▶ What you should do: Your answer must be the records below, printed exactly.

▶ Information given:
☆ ☆ ☆ ☆ ☆ ☆ ☆

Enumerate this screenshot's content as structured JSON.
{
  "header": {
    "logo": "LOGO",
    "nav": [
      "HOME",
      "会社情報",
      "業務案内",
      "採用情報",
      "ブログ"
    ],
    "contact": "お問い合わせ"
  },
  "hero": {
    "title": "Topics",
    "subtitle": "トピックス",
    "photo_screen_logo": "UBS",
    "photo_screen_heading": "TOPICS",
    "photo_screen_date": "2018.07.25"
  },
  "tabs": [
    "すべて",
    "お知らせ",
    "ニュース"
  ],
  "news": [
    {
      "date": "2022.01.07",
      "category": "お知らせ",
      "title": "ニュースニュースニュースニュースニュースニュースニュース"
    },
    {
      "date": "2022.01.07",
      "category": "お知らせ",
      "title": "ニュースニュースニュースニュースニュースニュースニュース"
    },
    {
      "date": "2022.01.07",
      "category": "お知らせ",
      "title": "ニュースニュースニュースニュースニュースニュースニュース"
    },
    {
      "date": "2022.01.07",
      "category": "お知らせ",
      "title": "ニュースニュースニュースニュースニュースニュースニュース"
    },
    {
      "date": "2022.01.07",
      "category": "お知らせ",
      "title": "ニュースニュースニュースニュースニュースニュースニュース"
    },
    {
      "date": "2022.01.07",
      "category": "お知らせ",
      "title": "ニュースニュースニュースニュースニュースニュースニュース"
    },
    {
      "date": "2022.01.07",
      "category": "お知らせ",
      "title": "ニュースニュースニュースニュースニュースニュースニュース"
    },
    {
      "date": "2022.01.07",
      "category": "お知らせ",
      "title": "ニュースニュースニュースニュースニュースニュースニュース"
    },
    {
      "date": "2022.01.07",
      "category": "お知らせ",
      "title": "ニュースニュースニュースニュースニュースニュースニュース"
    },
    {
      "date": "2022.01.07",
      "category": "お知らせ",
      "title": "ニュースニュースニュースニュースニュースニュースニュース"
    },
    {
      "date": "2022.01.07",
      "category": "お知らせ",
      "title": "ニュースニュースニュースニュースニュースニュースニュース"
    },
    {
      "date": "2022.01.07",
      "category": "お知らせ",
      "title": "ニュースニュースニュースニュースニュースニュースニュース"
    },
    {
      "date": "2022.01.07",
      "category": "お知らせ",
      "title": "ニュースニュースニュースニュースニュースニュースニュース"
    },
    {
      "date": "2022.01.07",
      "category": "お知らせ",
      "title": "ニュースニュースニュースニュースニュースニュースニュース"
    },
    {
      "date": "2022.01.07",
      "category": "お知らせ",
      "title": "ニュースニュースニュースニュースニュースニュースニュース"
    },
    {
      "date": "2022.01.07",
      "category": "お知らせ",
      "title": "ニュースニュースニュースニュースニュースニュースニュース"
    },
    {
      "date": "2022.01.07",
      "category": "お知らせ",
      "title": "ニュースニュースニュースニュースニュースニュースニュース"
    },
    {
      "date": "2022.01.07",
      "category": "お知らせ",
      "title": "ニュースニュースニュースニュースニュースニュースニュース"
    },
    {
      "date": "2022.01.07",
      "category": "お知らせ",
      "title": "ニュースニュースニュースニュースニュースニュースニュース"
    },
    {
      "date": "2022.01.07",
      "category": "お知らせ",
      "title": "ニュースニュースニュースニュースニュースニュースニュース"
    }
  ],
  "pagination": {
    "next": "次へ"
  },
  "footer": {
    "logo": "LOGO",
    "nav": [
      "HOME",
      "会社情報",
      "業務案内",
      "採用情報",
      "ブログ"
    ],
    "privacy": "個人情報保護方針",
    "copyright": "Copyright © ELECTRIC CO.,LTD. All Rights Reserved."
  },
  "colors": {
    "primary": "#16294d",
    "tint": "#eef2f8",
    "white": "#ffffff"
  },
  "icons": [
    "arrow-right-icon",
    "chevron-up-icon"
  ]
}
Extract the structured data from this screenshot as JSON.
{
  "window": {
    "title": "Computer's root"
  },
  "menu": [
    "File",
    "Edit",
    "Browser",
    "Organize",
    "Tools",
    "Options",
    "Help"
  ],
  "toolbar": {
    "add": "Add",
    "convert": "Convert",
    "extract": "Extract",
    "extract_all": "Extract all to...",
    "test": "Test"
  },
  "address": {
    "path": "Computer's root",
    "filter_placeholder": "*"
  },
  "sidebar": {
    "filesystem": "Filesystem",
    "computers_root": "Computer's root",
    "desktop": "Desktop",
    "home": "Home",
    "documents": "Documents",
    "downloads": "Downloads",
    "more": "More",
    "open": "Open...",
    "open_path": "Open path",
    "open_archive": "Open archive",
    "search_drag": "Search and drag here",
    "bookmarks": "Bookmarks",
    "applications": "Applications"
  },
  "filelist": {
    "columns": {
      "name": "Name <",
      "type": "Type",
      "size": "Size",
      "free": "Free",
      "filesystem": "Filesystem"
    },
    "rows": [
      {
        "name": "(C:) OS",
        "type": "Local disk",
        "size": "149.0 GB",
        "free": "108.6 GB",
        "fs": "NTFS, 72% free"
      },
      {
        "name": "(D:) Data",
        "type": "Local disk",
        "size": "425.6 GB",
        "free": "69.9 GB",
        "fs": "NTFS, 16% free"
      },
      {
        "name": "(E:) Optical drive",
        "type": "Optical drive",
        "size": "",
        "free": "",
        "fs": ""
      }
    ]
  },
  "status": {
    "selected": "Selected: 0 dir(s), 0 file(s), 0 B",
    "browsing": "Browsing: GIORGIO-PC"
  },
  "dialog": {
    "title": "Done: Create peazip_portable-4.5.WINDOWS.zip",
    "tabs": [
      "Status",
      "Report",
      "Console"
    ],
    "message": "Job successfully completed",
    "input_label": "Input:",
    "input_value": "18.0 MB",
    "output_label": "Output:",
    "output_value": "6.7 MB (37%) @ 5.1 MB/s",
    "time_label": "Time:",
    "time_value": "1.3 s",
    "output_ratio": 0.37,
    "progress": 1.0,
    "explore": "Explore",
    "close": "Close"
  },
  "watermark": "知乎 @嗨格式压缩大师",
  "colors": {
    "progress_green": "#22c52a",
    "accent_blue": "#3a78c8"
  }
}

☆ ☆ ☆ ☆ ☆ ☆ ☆

▶ Solution to the exercise:
Enumerate this screenshot's content as structured JSON.
{
  "header": {
    "logo": "LOGO",
    "nav": [
      "HOME",
      "会社情報",
      "業務案内",
      "採用情報",
      "ブログ"
    ],
    "contact": "お問い合わせ"
  },
  "hero": {
    "title": "Topics",
    "subtitle": "トピックス",
    "photo_screen_logo": "UBS",
    "photo_screen_heading": "TOPICS",
    "photo_screen_date": "2018.07.25"
  },
  "tabs": [
    "すべて",
    "お知らせ",
    "ニュース"
  ],
  "news": [
    {
      "date": "2022.01.07",
      "category": "お知らせ",
      "title": "ニュースニュースニュースニュースニュースニュースニュース"
    },
    {
      "date": "2022.01.07",
      "category": "お知らせ",
      "title": "ニュースニュースニュースニュースニュースニュースニュース"
    },
    {
      "date": "2022.01.07",
      "category": "お知らせ",
      "title": "ニュースニュースニュースニュースニュースニュースニュース"
    },
    {
      "date": "2022.01.07",
      "category": "お知らせ",
      "title": "ニュースニュースニュースニュースニュースニュースニュース"
    },
    {
      "date": "2022.01.07",
      "category": "お知らせ",
      "title": "ニュースニュースニュースニュースニュースニュースニュース"
    },
    {
      "date": "2022.01.07",
      "category": "お知らせ",
      "title": "ニュースニュースニュースニュースニュースニュースニュース"
    },
    {
      "date": "2022.01.07",
      "category": "お知らせ",
      "title": "ニュースニュースニュースニュースニュースニュースニュース"
    },
    {
      "date": "2022.01.07",
      "category": "お知らせ",
      "title": "ニュースニュースニュースニュースニュースニュースニュース"
    },
    {
      "date": "2022.01.07",
      "category": "お知らせ",
      "title": "ニュースニュースニュースニュースニュースニュースニュース"
    },
    {
      "date": "2022.01.07",
      "category": "お知らせ",
      "title": "ニュースニュースニュースニュースニュースニュースニュース"
    },
    {
      "date": "2022.01.07",
      "category": "お知らせ",
      "title": "ニュースニュースニュースニュースニュースニュースニュース"
    },
    {
      "date": "2022.01.07",
      "category": "お知らせ",
      "title": "ニュースニュースニュースニュースニュースニュースニュース"
    },
    {
      "date": "2022.01.07",
      "category": "お知らせ",
      "title": "ニュースニュースニュースニュースニュースニュースニュース"
    },
    {
      "date": "2022.01.07",
      "category": "お知らせ",
      "title": "ニュースニュースニュースニュースニュースニュースニュース"
    },
    {
      "date": "2022.01.07",
      "category": "お知らせ",
      "title": "ニュースニュースニュースニュースニュースニュースニュース"
    },
    {
      "date": "2022.01.07",
      "category": "お知らせ",
      "title": "ニュースニュースニュースニュースニュースニュースニュース"
    },
    {
      "date": "2022.01.07",
      "category": "お知らせ",
      "title": "ニュースニュースニュースニュースニュースニュースニュース"
    },
    {
      "date": "2022.01.07",
      "category": "お知らせ",
      "title": "ニュースニュースニュースニュースニュースニュースニュース"
    },
    {
      "date": "2022.01.07",
      "category": "お知らせ",
      "title": "ニュースニュースニュースニュースニュースニュースニュース"
    },
    {
      "date": "2022.01.07",
      "category": "お知らせ",
      "title": "ニュースニュースニュースニュースニュースニュースニュース"
    }
  ],
  "pagination": {
    "next": "次へ"
  },
  "footer": {
    "logo": "LOGO",
    "nav": [
      "HOME",
      "会社情報",
      "業務案内",
      "採用情報",
      "ブログ"
    ],
    "privacy": "個人情報保護方針",
    "copyright": "Copyright © ELECTRIC CO.,LTD. All Rights Reserved."
  },
  "colors": {
    "primary": "#16294d",
    "tint": "#eef2f8",
    "white": "#ffffff"
  },
  "icons": [
    "arrow-right-icon",
    "chevron-up-icon"
  ]
}
Extract the structured data from this screenshot as JSON.
{
  "window": {
    "title": "Computer's root"
  },
  "menu": [
    "File",
    "Edit",
    "Browser",
    "Organize",
    "Tools",
    "Options",
    "Help"
  ],
  "toolbar": {
    "add": "Add",
    "convert": "Convert",
    "extract": "Extract",
    "extract_all": "Extract all to...",
    "test": "Test"
  },
  "address": {
    "path": "Computer's root",
    "filter_placeholder": "*"
  },
  "sidebar": {
    "filesystem": "Filesystem",
    "computers_root": "Computer's root",
    "desktop": "Desktop",
    "home": "Home",
    "documents": "Documents",
    "downloads": "Downloads",
    "more": "More",
    "open": "Open...",
    "open_path": "Open path",
    "open_archive": "Open archive",
    "search_drag": "Search and drag here",
    "bookmarks": "Bookmarks",
    "applications": "Applications"
  },
  "filelist": {
    "columns": {
      "name": "Name <",
      "type": "Type",
      "size": "Size",
      "free": "Free",
      "filesystem": "Filesystem"
    },
    "rows": [
      {
        "name": "(C:) OS",
        "type": "Local disk",
        "size": "149.0 GB",
        "free": "108.6 GB",
        "fs": "NTFS, 72% free"
      },
      {
        "name": "(D:) Data",
        "type": "Local disk",
        "size": "425.6 GB",
        "free": "69.9 GB",
        "fs": "NTFS, 16% free"
      },
      {
        "name": "(E:) Optical drive",
        "type": "Optical drive",
        "size": "",
        "free": "",
        "fs": ""
      }
    ]
  },
  "status": {
    "selected": "Selected: 0 dir(s), 0 file(s), 0 B",
    "browsing": "Browsing: GIORGIO-PC"
  },
  "dialog": {
    "title": "Done: Create peazip_portable-4.5.WINDOWS.zip",
    "tabs": [
      "Status",
      "Report",
      "Console"
    ],
    "message": "Job successfully completed",
    "input_label": "Input:",
    "input_value": "18.0 MB",
    "output_label": "Output:",
    "output_value": "6.7 MB (37%) @ 5.1 MB/s",
    "time_label": "Time:",
    "time_value": "1.3 s",
    "output_ratio": 0.37,
    "progress": 1.0,
    "explore": "Explore",
    "close": "Close"
  },
  "watermark": "知乎 @嗨格式压缩大师",
  "colors": {
    "progress_green": "#22c52a",
    "accent_blue": "#3a78c8"
  }
}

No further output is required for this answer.